• **What this task involves**
Reproduce the line with "Convert this screenshot" and everything after it in the listing below, exactly, both ends included. No pictures.

• **Exercise inputs**

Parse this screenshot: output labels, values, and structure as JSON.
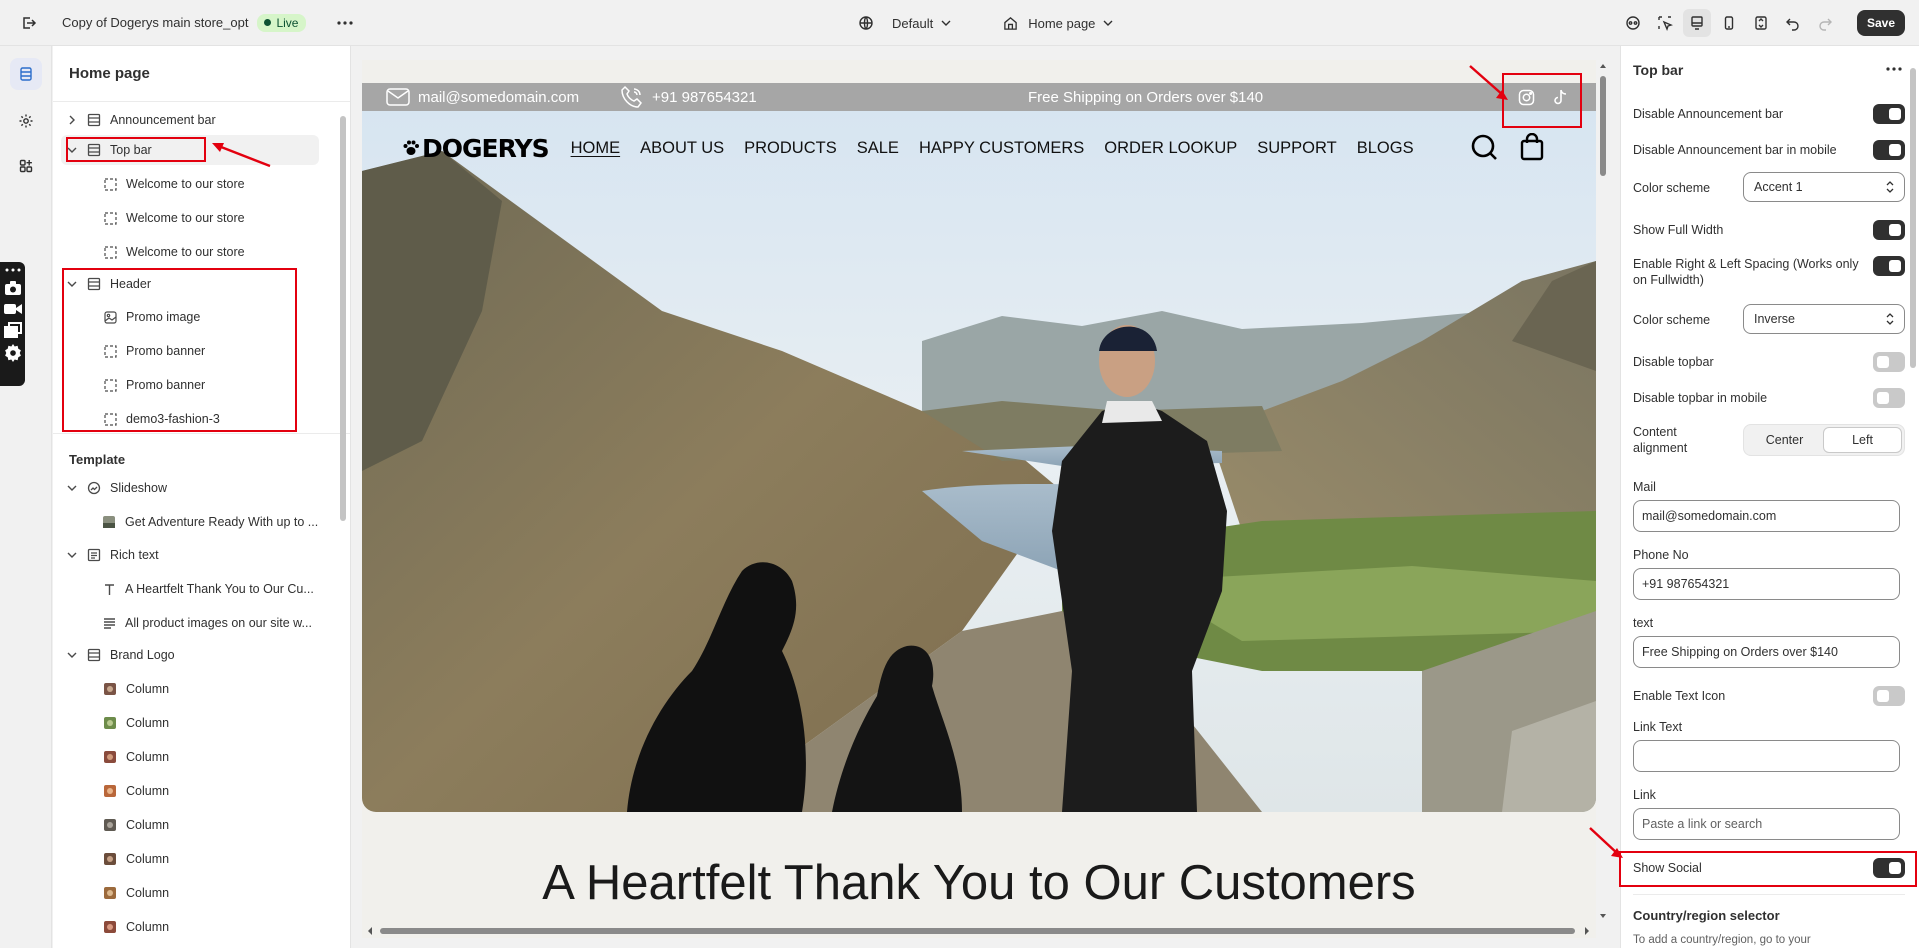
{
  "topbar": {
    "store_name": "Copy of Dogerys main store_opt",
    "live_badge": "Live",
    "theme_selector": "Default",
    "page_selector": "Home page",
    "save_label": "Save"
  },
  "sidebar": {
    "title": "Home page",
    "header_group": [
      {
        "label": "Announcement bar",
        "icon": "section-icon",
        "chevron": "right"
      },
      {
        "label": "Top bar",
        "icon": "section-icon",
        "chevron": "down",
        "selected": true
      },
      {
        "label": "Welcome to our store",
        "icon": "block-icon"
      },
      {
        "label": "Welcome to our store",
        "icon": "block-icon"
      },
      {
        "label": "Welcome to our store",
        "icon": "block-icon"
      },
      {
        "label": "Header",
        "icon": "section-icon",
        "chevron": "down"
      },
      {
        "label": "Promo image",
        "icon": "image-icon"
      },
      {
        "label": "Promo banner",
        "icon": "block-icon"
      },
      {
        "label": "Promo banner",
        "icon": "block-icon"
      },
      {
        "label": "demo3-fashion-3",
        "icon": "block-icon"
      }
    ],
    "template_label": "Template",
    "template_group": [
      {
        "label": "Slideshow",
        "icon": "slideshow-icon",
        "chevron": "down"
      },
      {
        "label": "Get Adventure Ready With up to ...",
        "icon": "thumbnail-icon"
      },
      {
        "label": "Rich text",
        "icon": "richtext-icon",
        "chevron": "down"
      },
      {
        "label": "A Heartfelt Thank You to Our Cu...",
        "icon": "text-type-icon"
      },
      {
        "label": "All product images on our site w...",
        "icon": "paragraph-icon"
      },
      {
        "label": "Brand Logo",
        "icon": "section-icon",
        "chevron": "down"
      },
      {
        "label": "Column",
        "icon": "thumbnail-icon"
      },
      {
        "label": "Column",
        "icon": "thumbnail-icon"
      },
      {
        "label": "Column",
        "icon": "thumbnail-icon"
      },
      {
        "label": "Column",
        "icon": "thumbnail-icon"
      },
      {
        "label": "Column",
        "icon": "thumbnail-icon"
      },
      {
        "label": "Column",
        "icon": "thumbnail-icon"
      },
      {
        "label": "Column",
        "icon": "thumbnail-icon"
      },
      {
        "label": "Column",
        "icon": "thumbnail-icon"
      }
    ]
  },
  "preview": {
    "announcement": {
      "mail": "mail@somedomain.com",
      "phone": "+91 987654321",
      "text": "Free Shipping on Orders over $140"
    },
    "logo": "DOGERYS",
    "menu": [
      "HOME",
      "ABOUT US",
      "PRODUCTS",
      "SALE",
      "HAPPY CUSTOMERS",
      "ORDER LOOKUP",
      "SUPPORT",
      "BLOGS"
    ],
    "heading": "A Heartfelt Thank You to Our Customers"
  },
  "settings": {
    "title": "Top bar",
    "disable_announcement": "Disable Announcement bar",
    "disable_announcement_mobile": "Disable Announcement bar in mobile",
    "color_scheme_label": "Color scheme",
    "color_scheme_1": "Accent 1",
    "show_full_width": "Show Full Width",
    "enable_spacing": "Enable Right & Left Spacing (Works only on Fullwidth)",
    "color_scheme_2": "Inverse",
    "disable_topbar": "Disable topbar",
    "disable_topbar_mobile": "Disable topbar in mobile",
    "content_alignment": "Content alignment",
    "align_center": "Center",
    "align_left": "Left",
    "mail_label": "Mail",
    "mail_value": "mail@somedomain.com",
    "phone_label": "Phone No",
    "phone_value": "+91 987654321",
    "text_label": "text",
    "text_value": "Free Shipping on Orders over $140",
    "enable_text_icon": "Enable Text Icon",
    "link_text_label": "Link Text",
    "link_text_value": "",
    "link_label": "Link",
    "link_placeholder": "Paste a link or search",
    "show_social": "Show Social",
    "country_heading": "Country/region selector",
    "country_desc": "To add a country/region, go to your"
  },
  "colors": {
    "annotation_red": "#e3000f",
    "announcement_bg": "#a6a6a6",
    "live_badge_bg": "#d6f5c9"
  }
}
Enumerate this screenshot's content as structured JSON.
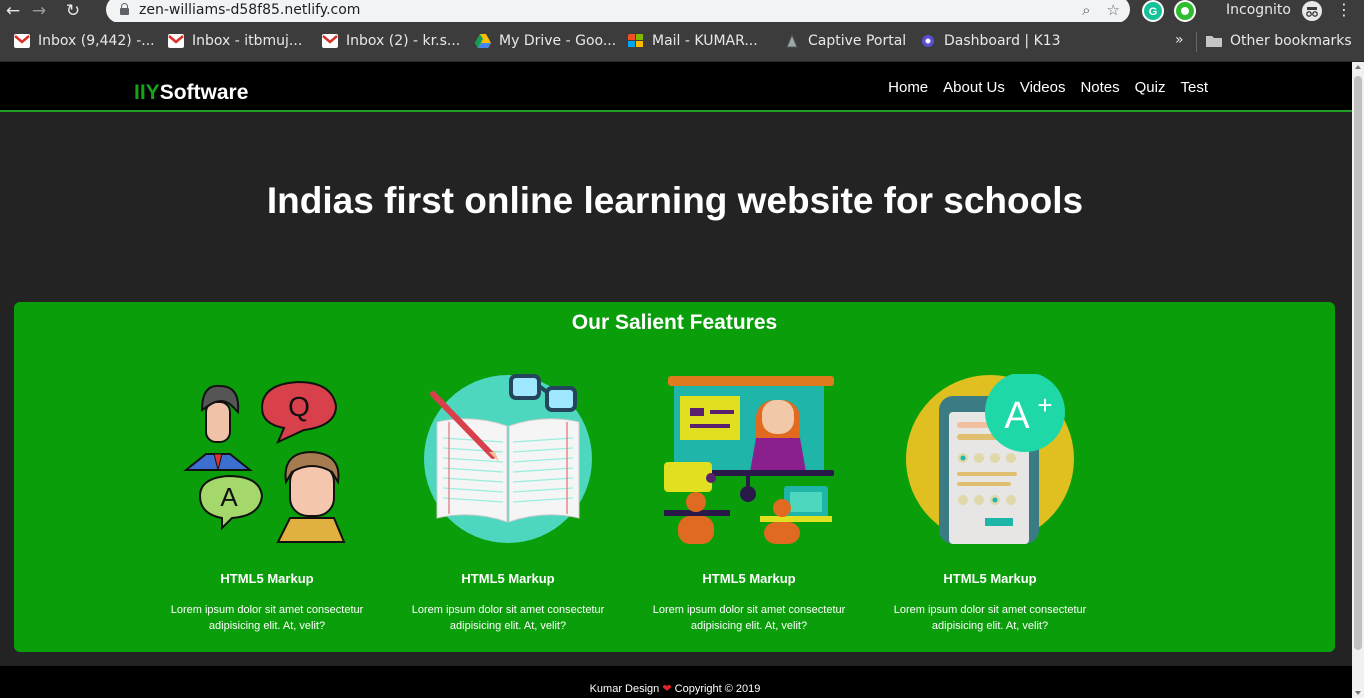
{
  "browser": {
    "url": "zen-williams-d58f85.netlify.com",
    "incognito_label": "Incognito",
    "other_bookmarks": "Other bookmarks",
    "more_bookmarks": "»",
    "bookmarks": [
      {
        "label": "Inbox (9,442) -...",
        "icon": "gmail-icon"
      },
      {
        "label": "Inbox - itbmuj...",
        "icon": "gmail-icon"
      },
      {
        "label": "Inbox (2) - kr.s...",
        "icon": "gmail-icon"
      },
      {
        "label": "My Drive - Goo...",
        "icon": "drive-icon"
      },
      {
        "label": "Mail - KUMAR...",
        "icon": "outlook-icon"
      },
      {
        "label": "Captive Portal",
        "icon": "portal-icon"
      },
      {
        "label": "Dashboard | K13",
        "icon": "dashboard-icon"
      }
    ]
  },
  "site": {
    "brand_accent": "IIY",
    "brand_rest": "Software",
    "nav": [
      "Home",
      "About Us",
      "Videos",
      "Notes",
      "Quiz",
      "Test"
    ],
    "hero_title": "Indias first online learning website for schools",
    "features_title": "Our Salient Features",
    "features": [
      {
        "icon": "qa-people-icon",
        "title": "HTML5 Markup",
        "desc": "Lorem ipsum dolor sit amet consectetur adipisicing elit. At, velit?"
      },
      {
        "icon": "open-book-icon",
        "title": "HTML5 Markup",
        "desc": "Lorem ipsum dolor sit amet consectetur adipisicing elit. At, velit?"
      },
      {
        "icon": "classroom-presentation-icon",
        "title": "HTML5 Markup",
        "desc": "Lorem ipsum dolor sit amet consectetur adipisicing elit. At, velit?"
      },
      {
        "icon": "grade-a-plus-icon",
        "title": "HTML5 Markup",
        "desc": "Lorem ipsum dolor sit amet consectetur adipisicing elit. At, velit?"
      }
    ],
    "footer_before": "Kumar Design",
    "footer_after": "Copyright © 2019"
  },
  "colors": {
    "accent": "#16a316",
    "features_bg": "#0a9e0a",
    "page_bg": "#232323",
    "navbar_bg": "#000000"
  }
}
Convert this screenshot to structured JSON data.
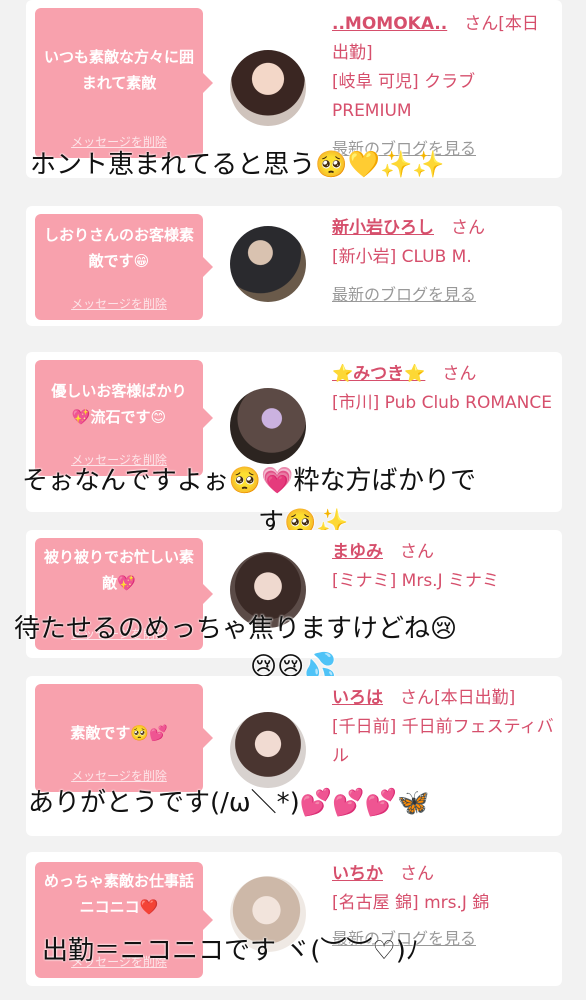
{
  "delete_label": "メッセージを削除",
  "blog_label": "最新のブログを見る",
  "accent_color": "#f8a1ad",
  "name_color": "#d64f6c",
  "cards": [
    {
      "message": "いつも素敵な方々に囲まれて素敵",
      "name": "..MOMOKA..",
      "suffix": "さん[本日出勤]",
      "shop": "[岐阜 可児] クラブ PREMIUM",
      "caption": "ホント恵まれてると思う🥺💛✨✨"
    },
    {
      "message": "しおりさんのお客様素敵です😁",
      "name": "新小岩ひろし",
      "suffix": "さん",
      "shop": "[新小岩] CLUB M.",
      "caption": ""
    },
    {
      "message": "優しいお客様ばかり💖流石です😊",
      "name": "⭐みつき⭐",
      "suffix": "さん",
      "shop": "[市川] Pub Club ROMANCE",
      "caption": "そぉなんですよぉ🥺💗粋な方ばかりで",
      "caption2": "す🥺✨"
    },
    {
      "message": "被り被りでお忙しい素敵💖",
      "name": "まゆみ",
      "suffix": "さん",
      "shop": "[ミナミ] Mrs.J ミナミ",
      "caption": "待たせるのめっちゃ焦りますけどね😢",
      "caption2": "😢😢💦"
    },
    {
      "message": "素敵です🥺💕",
      "name": "いろは",
      "suffix": "さん[本日出勤]",
      "shop": "[千日前] 千日前フェスティバル",
      "caption": "ありがとうです(/ω＼*)💕💕💕🦋"
    },
    {
      "message": "めっちゃ素敵お仕事話ニコニコ❤️",
      "name": "いちか",
      "suffix": "さん",
      "shop": "[名古屋 錦] mrs.J 錦",
      "caption": "出勤＝ニコニコです ヾ(︶︶♡)ﾉ"
    }
  ]
}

• **Response**
Convert this screenshot to structured JSON data.
{
  "delete_label": "メッセージを削除",
  "blog_label": "最新のブログを見る",
  "accent_color": "#f8a1ad",
  "name_color": "#d64f6c",
  "cards": [
    {
      "message": "いつも素敵な方々に囲まれて素敵",
      "name": "..MOMOKA..",
      "suffix": "さん[本日出勤]",
      "shop": "[岐阜 可児] クラブ PREMIUM",
      "caption": "ホント恵まれてると思う🥺💛✨✨"
    },
    {
      "message": "しおりさんのお客様素敵です😁",
      "name": "新小岩ひろし",
      "suffix": "さん",
      "shop": "[新小岩] CLUB M.",
      "caption": ""
    },
    {
      "message": "優しいお客様ばかり💖流石です😊",
      "name": "⭐みつき⭐",
      "suffix": "さん",
      "shop": "[市川] Pub Club ROMANCE",
      "caption": "そぉなんですよぉ🥺💗粋な方ばかりで",
      "caption2": "す🥺✨"
    },
    {
      "message": "被り被りでお忙しい素敵💖",
      "name": "まゆみ",
      "suffix": "さん",
      "shop": "[ミナミ] Mrs.J ミナミ",
      "caption": "待たせるのめっちゃ焦りますけどね😢",
      "caption2": "😢😢💦"
    },
    {
      "message": "素敵です🥺💕",
      "name": "いろは",
      "suffix": "さん[本日出勤]",
      "shop": "[千日前] 千日前フェスティバル",
      "caption": "ありがとうです(/ω＼*)💕💕💕🦋"
    },
    {
      "message": "めっちゃ素敵お仕事話ニコニコ❤️",
      "name": "いちか",
      "suffix": "さん",
      "shop": "[名古屋 錦] mrs.J 錦",
      "caption": "出勤＝ニコニコです ヾ(︶︶♡)ﾉ"
    }
  ]
}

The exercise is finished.